Towards alternative precepts of statehood in Africa : the role of traditional authorities in reconstituting governance and state in Somaliland
Thesis (MA (Political Science))--Stellenbosch University, 2009.
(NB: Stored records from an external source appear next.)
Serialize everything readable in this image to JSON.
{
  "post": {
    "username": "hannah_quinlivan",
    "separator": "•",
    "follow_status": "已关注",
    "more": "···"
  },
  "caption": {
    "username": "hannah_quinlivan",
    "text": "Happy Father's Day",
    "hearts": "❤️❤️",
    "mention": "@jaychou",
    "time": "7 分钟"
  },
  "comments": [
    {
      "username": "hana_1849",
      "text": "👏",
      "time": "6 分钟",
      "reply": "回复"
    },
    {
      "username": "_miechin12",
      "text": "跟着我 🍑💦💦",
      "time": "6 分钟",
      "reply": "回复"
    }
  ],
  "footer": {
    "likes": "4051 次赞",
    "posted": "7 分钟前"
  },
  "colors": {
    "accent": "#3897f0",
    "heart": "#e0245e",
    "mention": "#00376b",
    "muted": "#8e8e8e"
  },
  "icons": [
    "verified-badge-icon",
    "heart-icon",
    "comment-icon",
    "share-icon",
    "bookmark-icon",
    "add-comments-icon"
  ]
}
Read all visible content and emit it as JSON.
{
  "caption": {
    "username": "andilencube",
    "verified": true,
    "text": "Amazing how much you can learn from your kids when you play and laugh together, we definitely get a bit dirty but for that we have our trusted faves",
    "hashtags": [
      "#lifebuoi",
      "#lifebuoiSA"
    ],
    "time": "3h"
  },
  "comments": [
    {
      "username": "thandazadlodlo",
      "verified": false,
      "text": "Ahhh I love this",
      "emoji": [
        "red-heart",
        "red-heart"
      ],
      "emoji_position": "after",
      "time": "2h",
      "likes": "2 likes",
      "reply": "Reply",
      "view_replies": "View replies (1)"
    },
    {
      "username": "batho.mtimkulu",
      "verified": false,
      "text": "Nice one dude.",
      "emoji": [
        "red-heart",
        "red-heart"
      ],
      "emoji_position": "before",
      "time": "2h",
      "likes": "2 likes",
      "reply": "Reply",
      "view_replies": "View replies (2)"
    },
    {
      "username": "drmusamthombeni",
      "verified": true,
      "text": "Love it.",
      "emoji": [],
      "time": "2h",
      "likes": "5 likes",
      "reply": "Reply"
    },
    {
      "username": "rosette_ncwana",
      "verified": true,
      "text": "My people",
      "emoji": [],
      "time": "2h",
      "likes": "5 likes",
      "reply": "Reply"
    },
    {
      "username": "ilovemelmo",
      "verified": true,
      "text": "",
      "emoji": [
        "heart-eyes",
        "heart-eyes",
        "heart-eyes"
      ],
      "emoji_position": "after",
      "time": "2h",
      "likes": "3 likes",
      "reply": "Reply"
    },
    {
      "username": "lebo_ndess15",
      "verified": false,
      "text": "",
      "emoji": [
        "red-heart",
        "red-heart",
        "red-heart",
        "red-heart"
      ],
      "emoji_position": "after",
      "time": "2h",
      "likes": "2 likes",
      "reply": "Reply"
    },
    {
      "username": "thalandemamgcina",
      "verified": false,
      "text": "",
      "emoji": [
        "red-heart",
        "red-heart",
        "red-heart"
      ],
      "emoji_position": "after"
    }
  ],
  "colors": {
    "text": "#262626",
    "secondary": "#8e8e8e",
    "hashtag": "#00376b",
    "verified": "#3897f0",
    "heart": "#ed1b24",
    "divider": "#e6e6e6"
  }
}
In recent years it has become increasingly evident that the idea of the state as a universal (Western) type of governance structure, i.e. a set of bureaucratic institutions headed by a central government with the capacity and interest to govern all of its territory, is incongruent with realities on the ground, particularly within the African continent. The 1990s has been a critical period in the evolution of African statehood, during which old strategies of state control have broken down. While this has given rise to a debate on the ‘failure’ of African statehood, it has also led to attempts to revise and expand theories and concepts of statehood and set off a search for more indigenous and empirically viable alternatives to the state as it was devised by the European colonizers. This thesis aims at contributing to the debate on the challenges and potentials of contemporary African statehood by investigating the case of de facto statehood in Somaliland emerging on the backdrop of state failure in Somalia. The collapse of the de jure state of the Republic of Somalia in 1991 provided an opportunity for Somaliland to fundamentally redefine the pillars of statehood and governance. This entailed the combining of modern institution building with traditional practices of governance, to in this way bolster the capacity and legitimacy of the new de facto state in the north of what is formally recognized as Somalia. Drawing on the analytical framework of ‘mediated state’ provided by Ken Menkhaus, this thesis explores Somaliland’s self-reliant path to state formation as well as the governance structures which underpin its contemporary statehood. Particular attention is given to the role of traditional authorities as driving forces behind state formation and as a means of complementing the under-capacitated state institutions. The study thus relates to the debate on the resurgence of traditional leadership in Africa. The resurgence of traditional leadership within governance is a tendency which is part of a broader development of the reconfiguration of the state in Africa since the early 1990s – a tendency which introduces new possibilities, as well as new risks, in terms of reconstituting new viable governance structures. The study concludes that Somaliland’s approach to state formation demonstrates an impressive indigenous alternative to externally driven top-down attempts to revive centralized statehood, and that the case also challenges the perception that the breakdown of old strategies of state control necessarily leads to generalized anarchy. The study, however, also points out some risks involved in the exercise of the state and the traditional authorities ‘converting’ different forms of power between different realms of governance, and concludes that collaboration between the state and traditional authorities does not per se counteract undemocratic governance practices. On this basis the study suggests that the new ambiguous roles of traditional authorities within governance in Africa merit more academic attention.